Bhubaneswar: As part of the celebrations of 75th year of the Orissa High Court, Chief Justice of India Uday Umesh Lalit on Saturday inaugurated 34 paperless courts in all 30 districts of Odisha.
The concept of paperless court has been successfully implemented in the Supreme Court and different high courts including in Odisha. However, Odisha is the first state in the country to launch paperless courts in all the districts.
The CJI has inaugurated the courts in a function organised at the Odisha Judicial Academy in Cuttack, in the presence of SC judges D.Y. Chandrachud and M.R. Shah and Odisha High Court’s Chief Justice S. Muralidhar.
The CJI said technological advancement has become essential for the functioning of the judiciary. About the evolution of IT in Indian judiciary, he shared his experience of working as a young lawyer in the pre-IT period and the ease of work that technological advancement has ensured over the years.
He also highlighted the positive impacts of paperless courts on the environment, and said he was happy to know that the judicial officers in Odisha voluntarily came forward for the paperless courts.
Lauding the e-initiatives of the Orissa High Court, he said the court has shown the Indian judiciary a new direction, new light.
Chief Justice Muralidhar thanked the e-Committee, SC for the guidance and encouragement to the Orissa High Court in expanding the horizon of digitisation and using information technology for other initiatives like paperless courts, e-payment of court fee, virtual hearing, e-custody certificates, e-traffic challans and voluntary witness deposition centres in all the districts of Odisha.
He announced that shortly all the judicial officers in Odisha would be provided with touchscreen laptops to facilitate them to function paperless.

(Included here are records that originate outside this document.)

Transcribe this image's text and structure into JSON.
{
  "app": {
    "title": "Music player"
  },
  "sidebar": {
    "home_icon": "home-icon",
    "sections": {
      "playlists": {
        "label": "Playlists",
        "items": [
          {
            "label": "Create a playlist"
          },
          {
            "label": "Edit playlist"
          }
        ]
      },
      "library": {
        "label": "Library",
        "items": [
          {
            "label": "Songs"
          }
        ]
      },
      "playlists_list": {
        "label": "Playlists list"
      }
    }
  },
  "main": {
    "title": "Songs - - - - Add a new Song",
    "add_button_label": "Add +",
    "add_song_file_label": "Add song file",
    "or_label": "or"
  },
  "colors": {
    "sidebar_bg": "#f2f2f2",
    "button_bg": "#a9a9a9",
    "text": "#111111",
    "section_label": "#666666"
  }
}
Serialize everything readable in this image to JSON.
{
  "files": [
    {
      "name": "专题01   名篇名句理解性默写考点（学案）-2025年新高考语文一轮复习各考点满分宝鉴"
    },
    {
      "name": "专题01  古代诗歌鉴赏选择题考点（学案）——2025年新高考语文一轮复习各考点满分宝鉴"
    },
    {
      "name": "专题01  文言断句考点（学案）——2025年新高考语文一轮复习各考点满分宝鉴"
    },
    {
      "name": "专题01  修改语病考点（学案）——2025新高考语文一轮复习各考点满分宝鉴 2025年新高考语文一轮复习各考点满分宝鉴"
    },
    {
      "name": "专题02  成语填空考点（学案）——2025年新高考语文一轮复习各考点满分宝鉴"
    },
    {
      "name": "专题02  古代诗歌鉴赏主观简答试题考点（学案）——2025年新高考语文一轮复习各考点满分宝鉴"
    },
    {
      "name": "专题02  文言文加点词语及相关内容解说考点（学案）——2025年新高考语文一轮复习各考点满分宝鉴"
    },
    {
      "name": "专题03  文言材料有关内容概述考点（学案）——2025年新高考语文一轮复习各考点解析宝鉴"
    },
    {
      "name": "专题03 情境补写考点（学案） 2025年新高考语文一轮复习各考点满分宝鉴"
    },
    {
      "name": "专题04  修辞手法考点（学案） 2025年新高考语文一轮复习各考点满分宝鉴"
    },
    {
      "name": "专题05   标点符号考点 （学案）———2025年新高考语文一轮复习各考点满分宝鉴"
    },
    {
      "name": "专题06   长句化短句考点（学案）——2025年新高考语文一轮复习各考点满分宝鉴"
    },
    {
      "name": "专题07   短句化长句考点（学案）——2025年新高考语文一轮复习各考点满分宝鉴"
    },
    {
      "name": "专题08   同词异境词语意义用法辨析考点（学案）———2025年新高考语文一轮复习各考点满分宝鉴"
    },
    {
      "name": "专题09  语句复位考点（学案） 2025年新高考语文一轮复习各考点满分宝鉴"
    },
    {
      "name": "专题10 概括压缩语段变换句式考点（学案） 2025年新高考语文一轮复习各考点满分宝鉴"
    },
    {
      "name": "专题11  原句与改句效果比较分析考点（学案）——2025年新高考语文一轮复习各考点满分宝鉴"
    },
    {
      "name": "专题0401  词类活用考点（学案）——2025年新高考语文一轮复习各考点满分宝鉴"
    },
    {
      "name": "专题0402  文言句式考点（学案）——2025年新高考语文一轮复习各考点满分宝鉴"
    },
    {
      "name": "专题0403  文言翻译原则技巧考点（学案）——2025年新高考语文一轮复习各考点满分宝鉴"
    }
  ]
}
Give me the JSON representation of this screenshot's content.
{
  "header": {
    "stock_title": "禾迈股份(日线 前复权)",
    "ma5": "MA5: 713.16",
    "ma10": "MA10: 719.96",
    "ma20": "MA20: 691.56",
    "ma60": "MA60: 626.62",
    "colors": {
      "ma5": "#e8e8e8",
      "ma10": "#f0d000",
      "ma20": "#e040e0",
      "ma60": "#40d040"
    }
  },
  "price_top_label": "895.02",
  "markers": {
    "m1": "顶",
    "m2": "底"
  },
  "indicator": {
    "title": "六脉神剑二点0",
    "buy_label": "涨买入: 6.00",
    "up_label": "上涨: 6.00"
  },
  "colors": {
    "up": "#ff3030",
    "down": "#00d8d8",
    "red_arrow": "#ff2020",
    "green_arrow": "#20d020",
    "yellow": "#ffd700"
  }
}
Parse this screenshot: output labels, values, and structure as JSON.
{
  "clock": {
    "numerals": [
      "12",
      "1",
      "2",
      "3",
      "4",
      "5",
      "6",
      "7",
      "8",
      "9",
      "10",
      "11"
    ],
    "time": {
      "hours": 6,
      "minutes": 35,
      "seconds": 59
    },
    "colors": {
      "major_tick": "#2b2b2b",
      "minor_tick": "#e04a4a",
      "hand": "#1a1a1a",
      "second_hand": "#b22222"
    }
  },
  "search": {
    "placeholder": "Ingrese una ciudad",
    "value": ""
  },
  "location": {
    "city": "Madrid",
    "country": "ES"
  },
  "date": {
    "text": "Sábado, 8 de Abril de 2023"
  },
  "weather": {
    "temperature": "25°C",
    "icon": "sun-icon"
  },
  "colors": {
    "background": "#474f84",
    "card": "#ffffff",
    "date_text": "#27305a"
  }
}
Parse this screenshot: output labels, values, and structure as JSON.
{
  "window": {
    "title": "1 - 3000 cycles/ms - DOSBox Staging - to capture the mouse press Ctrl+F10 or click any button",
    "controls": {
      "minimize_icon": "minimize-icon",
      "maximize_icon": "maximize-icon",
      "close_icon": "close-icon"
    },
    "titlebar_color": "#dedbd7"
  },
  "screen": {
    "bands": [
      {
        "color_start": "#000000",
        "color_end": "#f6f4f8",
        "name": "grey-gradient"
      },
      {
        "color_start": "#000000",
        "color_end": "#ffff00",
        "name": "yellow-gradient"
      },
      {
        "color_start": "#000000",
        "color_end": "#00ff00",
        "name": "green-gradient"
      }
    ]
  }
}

Stressing upon the need of paperless courts for balancing the ecosystem and its other advantages, he said paperless courts in the district judiciary of Odisha is a significant milestone for the Indian judiciary.
Justice Shah hailed the e-initiatives of the high court of Orissa and expressed hope that those would be replicated in other states.
Sharing his experiences, he said age is never a barrier in learning the use of IT which has become essential for making the justice administration friendly for all the stakeholders.
Enumerating the advantages of paperless courts, he emphasised on the need for advancement of courtroom technology.
Justice Chandrachud, who heads the Supreme Court’s e-Committee said that the high court has established itself as the pioneer in implementing the decisions of e-Committee and termed its initiatives as “path-breaking” for the rest of India.
Enumerating the advantages of paperless court, he said that it is cost-effective for litigants, time-saving for lawyers, effective in space management, and makes case information easily accessible at fingertips.
Justice Chandrachud informed that about 75 lakh judgments of various high courts have been made available on the National Judicial Data Grid (NJDG) for easy access of lawyers and judges, and real time virtual justice digital clocks have been devised for updated information about functioning of every wing of the Indian judiciary.